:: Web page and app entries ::
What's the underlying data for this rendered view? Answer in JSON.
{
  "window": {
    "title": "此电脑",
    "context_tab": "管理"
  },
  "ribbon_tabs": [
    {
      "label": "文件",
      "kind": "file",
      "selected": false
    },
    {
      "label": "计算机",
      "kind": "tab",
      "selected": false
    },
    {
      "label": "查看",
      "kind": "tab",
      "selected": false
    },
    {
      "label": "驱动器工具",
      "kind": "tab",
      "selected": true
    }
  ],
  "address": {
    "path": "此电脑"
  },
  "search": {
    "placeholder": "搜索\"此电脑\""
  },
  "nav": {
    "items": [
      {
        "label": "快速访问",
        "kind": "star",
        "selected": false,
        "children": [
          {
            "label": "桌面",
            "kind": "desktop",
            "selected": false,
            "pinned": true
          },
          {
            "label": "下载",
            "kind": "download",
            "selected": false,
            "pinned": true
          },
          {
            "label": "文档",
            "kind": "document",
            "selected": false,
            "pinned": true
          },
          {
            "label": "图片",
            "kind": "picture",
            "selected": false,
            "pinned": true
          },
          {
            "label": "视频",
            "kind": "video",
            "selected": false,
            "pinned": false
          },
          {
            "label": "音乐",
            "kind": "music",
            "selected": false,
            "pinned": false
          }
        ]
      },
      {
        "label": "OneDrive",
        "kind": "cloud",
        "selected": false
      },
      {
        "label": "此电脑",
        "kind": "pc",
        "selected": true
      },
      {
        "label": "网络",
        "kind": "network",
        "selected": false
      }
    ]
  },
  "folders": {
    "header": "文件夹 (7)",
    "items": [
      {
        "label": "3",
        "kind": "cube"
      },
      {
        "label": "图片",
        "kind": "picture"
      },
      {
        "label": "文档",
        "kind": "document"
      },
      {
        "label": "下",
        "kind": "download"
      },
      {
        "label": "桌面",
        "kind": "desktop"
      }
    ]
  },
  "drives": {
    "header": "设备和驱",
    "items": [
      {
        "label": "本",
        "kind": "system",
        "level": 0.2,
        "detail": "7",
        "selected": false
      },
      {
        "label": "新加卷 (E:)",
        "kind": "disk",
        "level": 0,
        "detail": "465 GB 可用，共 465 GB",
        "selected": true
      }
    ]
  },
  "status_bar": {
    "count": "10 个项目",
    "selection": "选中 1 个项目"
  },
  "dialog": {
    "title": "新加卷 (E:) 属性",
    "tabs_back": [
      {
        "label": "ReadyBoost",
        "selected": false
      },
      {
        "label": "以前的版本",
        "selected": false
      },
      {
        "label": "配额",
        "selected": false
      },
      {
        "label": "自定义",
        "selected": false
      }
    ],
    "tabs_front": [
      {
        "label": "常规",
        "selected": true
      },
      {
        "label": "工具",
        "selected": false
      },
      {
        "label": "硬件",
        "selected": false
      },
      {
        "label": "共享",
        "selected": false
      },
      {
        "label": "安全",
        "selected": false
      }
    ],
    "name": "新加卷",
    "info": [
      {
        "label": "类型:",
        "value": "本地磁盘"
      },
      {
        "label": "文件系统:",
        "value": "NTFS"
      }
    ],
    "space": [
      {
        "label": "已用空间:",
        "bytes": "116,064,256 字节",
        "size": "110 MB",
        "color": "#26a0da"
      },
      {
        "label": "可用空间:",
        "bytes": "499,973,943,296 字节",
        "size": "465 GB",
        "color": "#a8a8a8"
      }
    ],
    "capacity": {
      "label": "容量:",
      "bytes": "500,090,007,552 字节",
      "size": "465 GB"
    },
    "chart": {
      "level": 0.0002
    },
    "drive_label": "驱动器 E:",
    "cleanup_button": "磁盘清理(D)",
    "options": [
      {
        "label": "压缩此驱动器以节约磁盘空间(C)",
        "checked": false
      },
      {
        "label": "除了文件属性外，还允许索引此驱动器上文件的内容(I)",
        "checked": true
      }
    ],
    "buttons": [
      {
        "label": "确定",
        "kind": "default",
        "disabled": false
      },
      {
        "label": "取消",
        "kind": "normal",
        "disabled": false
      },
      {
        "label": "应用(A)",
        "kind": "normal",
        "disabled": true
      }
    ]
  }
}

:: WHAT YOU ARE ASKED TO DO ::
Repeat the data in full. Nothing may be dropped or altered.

:: ANSWER ::
What's the underlying data for this rendered view? Answer in JSON.
{
  "window": {
    "title": "此电脑",
    "context_tab": "管理"
  },
  "ribbon_tabs": [
    {
      "label": "文件",
      "kind": "file",
      "selected": false
    },
    {
      "label": "计算机",
      "kind": "tab",
      "selected": false
    },
    {
      "label": "查看",
      "kind": "tab",
      "selected": false
    },
    {
      "label": "驱动器工具",
      "kind": "tab",
      "selected": true
    }
  ],
  "address": {
    "path": "此电脑"
  },
  "search": {
    "placeholder": "搜索\"此电脑\""
  },
  "nav": {
    "items": [
      {
        "label": "快速访问",
        "kind": "star",
        "selected": false,
        "children": [
          {
            "label": "桌面",
            "kind": "desktop",
            "selected": false,
            "pinned": true
          },
          {
            "label": "下载",
            "kind": "download",
            "selected": false,
            "pinned": true
          },
          {
            "label": "文档",
            "kind": "document",
            "selected": false,
            "pinned": true
          },
          {
            "label": "图片",
            "kind": "picture",
            "selected": false,
            "pinned": true
          },
          {
            "label": "视频",
            "kind": "video",
            "selected": false,
            "pinned": false
          },
          {
            "label": "音乐",
            "kind": "music",
            "selected": false,
            "pinned": false
          }
        ]
      },
      {
        "label": "OneDrive",
        "kind": "cloud",
        "selected": false
      },
      {
        "label": "此电脑",
        "kind": "pc",
        "selected": true
      },
      {
        "label": "网络",
        "kind": "network",
        "selected": false
      }
    ]
  },
  "folders": {
    "header": "文件夹 (7)",
    "items": [
      {
        "label": "3",
        "kind": "cube"
      },
      {
        "label": "图片",
        "kind": "picture"
      },
      {
        "label": "文档",
        "kind": "document"
      },
      {
        "label": "下",
        "kind": "download"
      },
      {
        "label": "桌面",
        "kind": "desktop"
      }
    ]
  },
  "drives": {
    "header": "设备和驱",
    "items": [
      {
        "label": "本",
        "kind": "system",
        "level": 0.2,
        "detail": "7",
        "selected": false
      },
      {
        "label": "新加卷 (E:)",
        "kind": "disk",
        "level": 0,
        "detail": "465 GB 可用，共 465 GB",
        "selected": true
      }
    ]
  },
  "status_bar": {
    "count": "10 个项目",
    "selection": "选中 1 个项目"
  },
  "dialog": {
    "title": "新加卷 (E:) 属性",
    "tabs_back": [
      {
        "label": "ReadyBoost",
        "selected": false
      },
      {
        "label": "以前的版本",
        "selected": false
      },
      {
        "label": "配额",
        "selected": false
      },
      {
        "label": "自定义",
        "selected": false
      }
    ],
    "tabs_front": [
      {
        "label": "常规",
        "selected": true
      },
      {
        "label": "工具",
        "selected": false
      },
      {
        "label": "硬件",
        "selected": false
      },
      {
        "label": "共享",
        "selected": false
      },
      {
        "label": "安全",
        "selected": false
      }
    ],
    "name": "新加卷",
    "info": [
      {
        "label": "类型:",
        "value": "本地磁盘"
      },
      {
        "label": "文件系统:",
        "value": "NTFS"
      }
    ],
    "space": [
      {
        "label": "已用空间:",
        "bytes": "116,064,256 字节",
        "size": "110 MB",
        "color": "#26a0da"
      },
      {
        "label": "可用空间:",
        "bytes": "499,973,943,296 字节",
        "size": "465 GB",
        "color": "#a8a8a8"
      }
    ],
    "capacity": {
      "label": "容量:",
      "bytes": "500,090,007,552 字节",
      "size": "465 GB"
    },
    "chart": {
      "level": 0.0002
    },
    "drive_label": "驱动器 E:",
    "cleanup_button": "磁盘清理(D)",
    "options": [
      {
        "label": "压缩此驱动器以节约磁盘空间(C)",
        "checked": false
      },
      {
        "label": "除了文件属性外，还允许索引此驱动器上文件的内容(I)",
        "checked": true
      }
    ],
    "buttons": [
      {
        "label": "确定",
        "kind": "default",
        "disabled": false
      },
      {
        "label": "取消",
        "kind": "normal",
        "disabled": false
      },
      {
        "label": "应用(A)",
        "kind": "normal",
        "disabled": true
      }
    ]
  }
}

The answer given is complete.